Your task is to gather the lines below that hold the string "title".
#### DATA SUPPLIED
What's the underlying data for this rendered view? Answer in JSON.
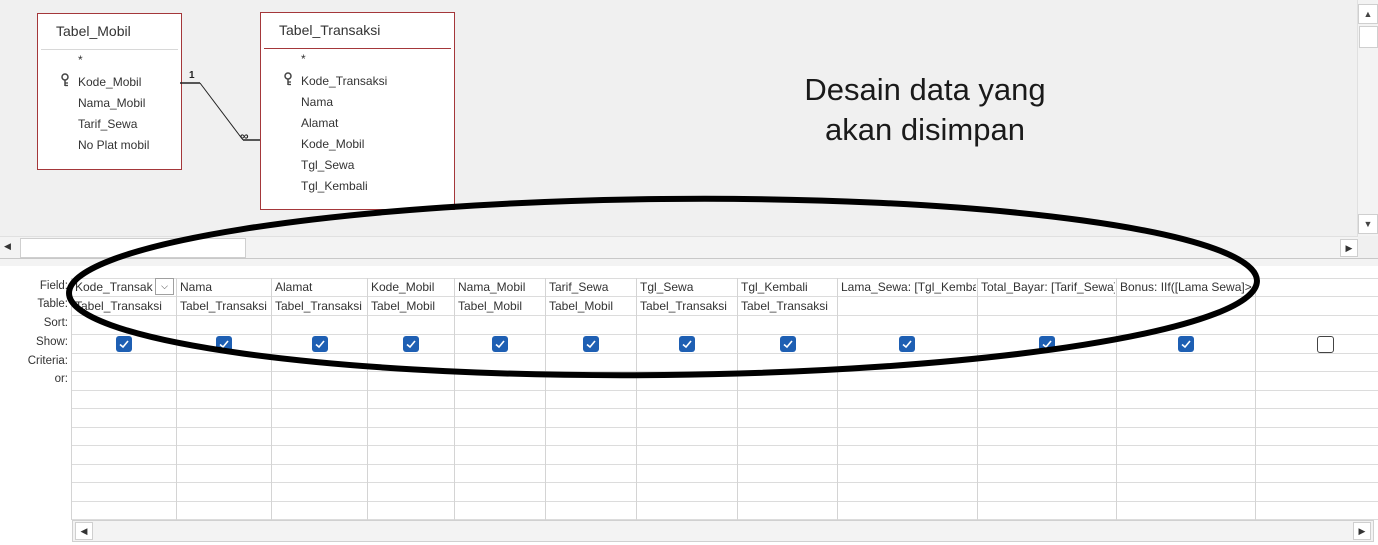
{
  "tables": [
    {
      "title": "Tabel_Mobil",
      "star": "*",
      "fields": [
        {
          "name": "Kode_Mobil",
          "key": true
        },
        {
          "name": "Nama_Mobil",
          "key": false
        },
        {
          "name": "Tarif_Sewa",
          "key": false
        },
        {
          "name": "No Plat mobil",
          "key": false
        }
      ]
    },
    {
      "title": "Tabel_Transaksi",
      "star": "*",
      "fields": [
        {
          "name": "Kode_Transaksi",
          "key": true
        },
        {
          "name": "Nama",
          "key": false
        },
        {
          "name": "Alamat",
          "key": false
        },
        {
          "name": "Kode_Mobil",
          "key": false
        },
        {
          "name": "Tgl_Sewa",
          "key": false
        },
        {
          "name": "Tgl_Kembali",
          "key": false
        }
      ]
    }
  ],
  "relationship": {
    "one_label": "1",
    "many_label": "∞"
  },
  "callout": {
    "line1": "Desain data yang",
    "line2": "akan disimpan"
  },
  "row_labels": {
    "field": "Field:",
    "table": "Table:",
    "sort": "Sort:",
    "show": "Show:",
    "criteria": "Criteria:",
    "or": "or:"
  },
  "columns": [
    {
      "field": "Kode_Transaksi",
      "table": "Tabel_Transaksi",
      "show": true
    },
    {
      "field": "Nama",
      "table": "Tabel_Transaksi",
      "show": true
    },
    {
      "field": "Alamat",
      "table": "Tabel_Transaksi",
      "show": true
    },
    {
      "field": "Kode_Mobil",
      "table": "Tabel_Mobil",
      "show": true
    },
    {
      "field": "Nama_Mobil",
      "table": "Tabel_Mobil",
      "show": true
    },
    {
      "field": "Tarif_Sewa",
      "table": "Tabel_Mobil",
      "show": true
    },
    {
      "field": "Tgl_Sewa",
      "table": "Tabel_Transaksi",
      "show": true
    },
    {
      "field": "Tgl_Kembali",
      "table": "Tabel_Transaksi",
      "show": true
    },
    {
      "field": "Lama_Sewa: [Tgl_Kembali]",
      "table": "",
      "show": true
    },
    {
      "field": "Total_Bayar: [Tarif_Sewa]",
      "table": "",
      "show": true
    },
    {
      "field": "Bonus: IIf([Lama Sewa]>",
      "table": "",
      "show": true
    },
    {
      "field": "",
      "table": "",
      "show": false
    }
  ],
  "colors": {
    "table_border": "#a4373a",
    "checkbox": "#1e5fb3",
    "ellipse": "#000000"
  }
}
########
# SOLUTION TO THIS PROBLEM
      "title": "Tabel_Mobil",
      "title": "Tabel_Transaksi",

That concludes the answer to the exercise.